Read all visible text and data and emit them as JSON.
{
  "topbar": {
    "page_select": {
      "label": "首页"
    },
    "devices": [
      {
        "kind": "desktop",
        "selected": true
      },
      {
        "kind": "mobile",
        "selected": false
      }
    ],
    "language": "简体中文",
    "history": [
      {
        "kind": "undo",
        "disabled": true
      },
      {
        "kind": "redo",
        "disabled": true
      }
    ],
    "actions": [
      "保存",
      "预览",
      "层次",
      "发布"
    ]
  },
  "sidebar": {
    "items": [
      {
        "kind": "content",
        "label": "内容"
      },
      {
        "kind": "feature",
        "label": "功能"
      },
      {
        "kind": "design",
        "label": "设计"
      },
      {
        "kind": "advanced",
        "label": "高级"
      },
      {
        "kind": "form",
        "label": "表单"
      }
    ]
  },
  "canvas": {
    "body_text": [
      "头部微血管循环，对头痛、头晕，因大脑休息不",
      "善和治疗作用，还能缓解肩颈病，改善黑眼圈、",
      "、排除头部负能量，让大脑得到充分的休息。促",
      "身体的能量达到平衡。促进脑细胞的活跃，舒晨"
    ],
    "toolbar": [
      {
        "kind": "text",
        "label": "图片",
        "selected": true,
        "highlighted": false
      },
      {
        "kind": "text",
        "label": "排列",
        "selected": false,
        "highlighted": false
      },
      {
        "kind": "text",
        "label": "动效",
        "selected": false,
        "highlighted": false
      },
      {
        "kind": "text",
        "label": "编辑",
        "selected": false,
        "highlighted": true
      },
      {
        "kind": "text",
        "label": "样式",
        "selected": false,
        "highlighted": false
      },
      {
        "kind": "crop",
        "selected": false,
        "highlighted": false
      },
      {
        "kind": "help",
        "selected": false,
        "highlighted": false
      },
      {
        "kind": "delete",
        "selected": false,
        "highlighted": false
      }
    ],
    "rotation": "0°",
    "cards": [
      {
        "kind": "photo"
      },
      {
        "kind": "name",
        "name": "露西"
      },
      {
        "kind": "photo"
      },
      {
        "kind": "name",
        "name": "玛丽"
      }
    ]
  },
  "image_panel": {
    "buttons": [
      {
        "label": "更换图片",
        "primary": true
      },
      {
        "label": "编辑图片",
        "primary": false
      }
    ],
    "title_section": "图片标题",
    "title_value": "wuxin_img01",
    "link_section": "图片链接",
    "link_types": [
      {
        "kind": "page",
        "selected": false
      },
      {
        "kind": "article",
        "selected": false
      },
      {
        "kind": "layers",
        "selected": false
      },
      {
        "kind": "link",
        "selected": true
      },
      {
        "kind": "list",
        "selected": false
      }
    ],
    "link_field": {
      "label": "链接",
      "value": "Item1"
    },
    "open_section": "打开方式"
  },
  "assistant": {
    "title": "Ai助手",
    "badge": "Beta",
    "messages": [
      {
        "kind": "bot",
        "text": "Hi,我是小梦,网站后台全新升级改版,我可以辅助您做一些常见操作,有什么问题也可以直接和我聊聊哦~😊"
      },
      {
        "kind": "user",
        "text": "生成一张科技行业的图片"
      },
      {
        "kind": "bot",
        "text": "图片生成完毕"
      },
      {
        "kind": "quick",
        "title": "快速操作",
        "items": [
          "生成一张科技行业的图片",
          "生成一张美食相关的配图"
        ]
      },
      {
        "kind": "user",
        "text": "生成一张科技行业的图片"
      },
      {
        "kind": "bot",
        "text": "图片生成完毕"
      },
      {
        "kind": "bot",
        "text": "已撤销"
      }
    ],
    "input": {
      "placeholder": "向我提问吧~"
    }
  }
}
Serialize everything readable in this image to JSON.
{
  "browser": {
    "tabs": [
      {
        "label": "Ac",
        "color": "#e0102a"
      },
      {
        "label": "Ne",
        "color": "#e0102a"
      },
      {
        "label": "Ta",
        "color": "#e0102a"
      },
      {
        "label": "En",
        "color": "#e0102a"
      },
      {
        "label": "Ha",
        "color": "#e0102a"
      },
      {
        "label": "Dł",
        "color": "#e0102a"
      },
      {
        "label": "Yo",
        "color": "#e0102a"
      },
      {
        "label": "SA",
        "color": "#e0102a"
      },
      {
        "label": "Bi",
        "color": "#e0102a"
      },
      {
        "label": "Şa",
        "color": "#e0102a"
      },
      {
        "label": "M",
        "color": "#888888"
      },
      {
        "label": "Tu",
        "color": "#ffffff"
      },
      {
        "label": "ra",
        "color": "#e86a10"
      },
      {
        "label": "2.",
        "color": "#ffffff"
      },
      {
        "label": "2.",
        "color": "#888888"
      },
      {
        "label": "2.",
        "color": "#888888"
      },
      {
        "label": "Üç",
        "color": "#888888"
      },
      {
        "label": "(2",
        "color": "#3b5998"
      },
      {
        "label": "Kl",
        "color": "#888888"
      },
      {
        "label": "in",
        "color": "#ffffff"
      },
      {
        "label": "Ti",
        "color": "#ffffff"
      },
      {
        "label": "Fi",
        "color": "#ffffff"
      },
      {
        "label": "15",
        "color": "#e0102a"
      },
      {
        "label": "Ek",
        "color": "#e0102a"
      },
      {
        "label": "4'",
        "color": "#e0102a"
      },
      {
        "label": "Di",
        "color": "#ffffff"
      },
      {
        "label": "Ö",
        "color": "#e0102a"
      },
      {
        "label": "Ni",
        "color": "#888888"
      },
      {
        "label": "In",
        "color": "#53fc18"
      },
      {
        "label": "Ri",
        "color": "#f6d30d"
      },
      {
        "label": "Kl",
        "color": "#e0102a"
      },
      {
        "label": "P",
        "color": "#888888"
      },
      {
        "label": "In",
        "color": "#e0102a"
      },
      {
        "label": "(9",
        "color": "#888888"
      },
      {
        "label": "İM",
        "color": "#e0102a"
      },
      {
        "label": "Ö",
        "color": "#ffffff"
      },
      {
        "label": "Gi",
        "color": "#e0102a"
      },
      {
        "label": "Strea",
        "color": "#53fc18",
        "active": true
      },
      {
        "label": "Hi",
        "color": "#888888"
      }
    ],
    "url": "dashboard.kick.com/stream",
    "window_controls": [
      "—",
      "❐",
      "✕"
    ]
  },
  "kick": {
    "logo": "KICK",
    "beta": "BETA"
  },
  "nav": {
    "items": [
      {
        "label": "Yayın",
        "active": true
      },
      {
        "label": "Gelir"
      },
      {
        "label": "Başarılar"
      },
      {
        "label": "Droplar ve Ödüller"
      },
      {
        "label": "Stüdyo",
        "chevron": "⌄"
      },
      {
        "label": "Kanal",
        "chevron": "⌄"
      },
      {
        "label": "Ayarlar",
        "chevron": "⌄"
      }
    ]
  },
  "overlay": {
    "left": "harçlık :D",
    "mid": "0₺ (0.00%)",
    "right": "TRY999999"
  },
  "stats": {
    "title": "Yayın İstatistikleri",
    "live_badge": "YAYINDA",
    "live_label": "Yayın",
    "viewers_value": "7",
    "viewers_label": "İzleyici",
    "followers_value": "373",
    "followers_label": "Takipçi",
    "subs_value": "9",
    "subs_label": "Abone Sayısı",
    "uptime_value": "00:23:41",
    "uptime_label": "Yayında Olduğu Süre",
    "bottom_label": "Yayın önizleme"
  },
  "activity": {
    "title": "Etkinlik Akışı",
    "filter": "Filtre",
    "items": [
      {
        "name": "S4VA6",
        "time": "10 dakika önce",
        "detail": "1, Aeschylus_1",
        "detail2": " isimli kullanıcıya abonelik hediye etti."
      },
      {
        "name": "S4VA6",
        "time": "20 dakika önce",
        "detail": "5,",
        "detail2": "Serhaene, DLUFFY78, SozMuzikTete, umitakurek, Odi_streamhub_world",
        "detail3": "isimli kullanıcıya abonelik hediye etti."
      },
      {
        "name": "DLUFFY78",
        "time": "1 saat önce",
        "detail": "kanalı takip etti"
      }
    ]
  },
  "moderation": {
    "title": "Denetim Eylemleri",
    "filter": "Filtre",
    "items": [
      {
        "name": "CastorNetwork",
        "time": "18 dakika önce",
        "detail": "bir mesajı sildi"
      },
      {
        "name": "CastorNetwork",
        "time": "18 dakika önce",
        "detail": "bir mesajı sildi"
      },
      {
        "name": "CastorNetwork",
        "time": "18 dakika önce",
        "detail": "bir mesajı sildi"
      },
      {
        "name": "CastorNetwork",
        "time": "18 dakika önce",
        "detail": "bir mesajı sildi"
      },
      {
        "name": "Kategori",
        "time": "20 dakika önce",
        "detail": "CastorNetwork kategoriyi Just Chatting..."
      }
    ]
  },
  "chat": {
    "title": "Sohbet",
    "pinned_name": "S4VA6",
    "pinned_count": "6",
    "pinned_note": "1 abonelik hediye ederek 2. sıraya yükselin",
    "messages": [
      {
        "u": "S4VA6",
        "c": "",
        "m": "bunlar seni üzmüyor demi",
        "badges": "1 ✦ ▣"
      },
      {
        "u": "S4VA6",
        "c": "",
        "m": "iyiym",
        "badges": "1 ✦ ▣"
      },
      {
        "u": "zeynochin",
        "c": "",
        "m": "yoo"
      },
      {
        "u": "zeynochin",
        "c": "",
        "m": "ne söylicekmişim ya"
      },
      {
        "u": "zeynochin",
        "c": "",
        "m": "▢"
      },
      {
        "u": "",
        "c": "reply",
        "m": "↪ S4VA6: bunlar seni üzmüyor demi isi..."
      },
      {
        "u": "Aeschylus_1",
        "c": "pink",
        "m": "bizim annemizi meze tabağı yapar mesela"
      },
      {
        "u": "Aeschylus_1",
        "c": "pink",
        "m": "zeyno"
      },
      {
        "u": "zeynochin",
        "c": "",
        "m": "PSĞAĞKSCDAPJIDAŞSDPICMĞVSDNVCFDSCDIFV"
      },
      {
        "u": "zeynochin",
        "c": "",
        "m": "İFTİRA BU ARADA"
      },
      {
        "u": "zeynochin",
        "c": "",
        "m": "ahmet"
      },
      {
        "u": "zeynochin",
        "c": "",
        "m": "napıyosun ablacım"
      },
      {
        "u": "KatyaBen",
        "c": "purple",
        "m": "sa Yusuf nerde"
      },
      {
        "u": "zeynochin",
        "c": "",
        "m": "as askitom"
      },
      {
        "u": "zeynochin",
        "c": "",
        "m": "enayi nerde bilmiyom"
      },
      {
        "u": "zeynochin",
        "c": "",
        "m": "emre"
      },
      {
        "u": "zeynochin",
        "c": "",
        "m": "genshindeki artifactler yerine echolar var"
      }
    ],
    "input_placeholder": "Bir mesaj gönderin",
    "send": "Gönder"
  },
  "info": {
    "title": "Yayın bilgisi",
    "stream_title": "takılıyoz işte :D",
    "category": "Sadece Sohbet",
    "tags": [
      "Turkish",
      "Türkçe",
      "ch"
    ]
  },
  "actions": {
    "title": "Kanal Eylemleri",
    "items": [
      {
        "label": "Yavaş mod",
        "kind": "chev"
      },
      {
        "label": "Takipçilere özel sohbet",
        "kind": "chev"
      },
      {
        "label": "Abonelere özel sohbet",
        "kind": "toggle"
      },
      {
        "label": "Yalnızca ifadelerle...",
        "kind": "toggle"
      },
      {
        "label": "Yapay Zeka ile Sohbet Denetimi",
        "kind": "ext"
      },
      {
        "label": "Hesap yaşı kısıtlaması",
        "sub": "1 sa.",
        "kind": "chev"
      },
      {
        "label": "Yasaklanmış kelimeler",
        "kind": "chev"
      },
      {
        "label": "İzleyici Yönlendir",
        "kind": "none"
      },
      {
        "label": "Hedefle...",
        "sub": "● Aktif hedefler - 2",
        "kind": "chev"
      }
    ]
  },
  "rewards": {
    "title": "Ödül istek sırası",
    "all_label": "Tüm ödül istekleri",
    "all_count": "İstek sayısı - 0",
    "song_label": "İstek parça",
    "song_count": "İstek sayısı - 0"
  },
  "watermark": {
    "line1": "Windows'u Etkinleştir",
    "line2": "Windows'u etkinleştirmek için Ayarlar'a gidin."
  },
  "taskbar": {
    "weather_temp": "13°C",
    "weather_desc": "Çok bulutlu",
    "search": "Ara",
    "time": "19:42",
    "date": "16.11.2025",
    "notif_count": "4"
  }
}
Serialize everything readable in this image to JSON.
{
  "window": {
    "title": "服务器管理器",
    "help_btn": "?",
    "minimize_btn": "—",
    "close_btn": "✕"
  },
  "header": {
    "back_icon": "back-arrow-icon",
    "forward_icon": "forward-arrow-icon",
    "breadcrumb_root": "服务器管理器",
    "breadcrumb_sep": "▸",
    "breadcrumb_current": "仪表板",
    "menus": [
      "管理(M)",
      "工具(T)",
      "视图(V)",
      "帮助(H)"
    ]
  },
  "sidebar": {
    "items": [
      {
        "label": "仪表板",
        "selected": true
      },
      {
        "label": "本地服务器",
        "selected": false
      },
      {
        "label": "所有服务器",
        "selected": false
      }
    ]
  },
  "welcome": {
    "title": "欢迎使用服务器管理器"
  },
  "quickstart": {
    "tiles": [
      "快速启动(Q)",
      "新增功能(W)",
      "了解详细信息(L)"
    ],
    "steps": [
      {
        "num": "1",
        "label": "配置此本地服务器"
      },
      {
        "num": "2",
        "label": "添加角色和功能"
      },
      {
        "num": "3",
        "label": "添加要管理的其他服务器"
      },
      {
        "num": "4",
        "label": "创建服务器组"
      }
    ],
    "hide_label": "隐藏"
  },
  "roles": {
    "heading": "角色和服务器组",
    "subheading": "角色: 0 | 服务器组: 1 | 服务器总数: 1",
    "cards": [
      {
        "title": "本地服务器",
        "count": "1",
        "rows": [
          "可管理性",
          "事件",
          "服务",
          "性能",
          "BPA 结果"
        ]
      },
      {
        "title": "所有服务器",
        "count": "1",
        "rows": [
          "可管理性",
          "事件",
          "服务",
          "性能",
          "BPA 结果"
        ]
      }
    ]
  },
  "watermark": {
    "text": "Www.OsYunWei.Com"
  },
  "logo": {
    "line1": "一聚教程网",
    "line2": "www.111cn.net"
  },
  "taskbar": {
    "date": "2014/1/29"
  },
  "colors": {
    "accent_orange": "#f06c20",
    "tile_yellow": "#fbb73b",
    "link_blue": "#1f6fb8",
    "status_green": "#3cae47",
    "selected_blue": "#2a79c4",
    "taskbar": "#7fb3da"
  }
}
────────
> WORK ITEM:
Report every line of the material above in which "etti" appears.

> SOLUTION TO THE EXERCISE:
        "detail2": " isimli kullanıcıya abonelik hediye etti."
        "detail3": "isimli kullanıcıya abonelik hediye etti."
        "detail": "kanalı takip etti"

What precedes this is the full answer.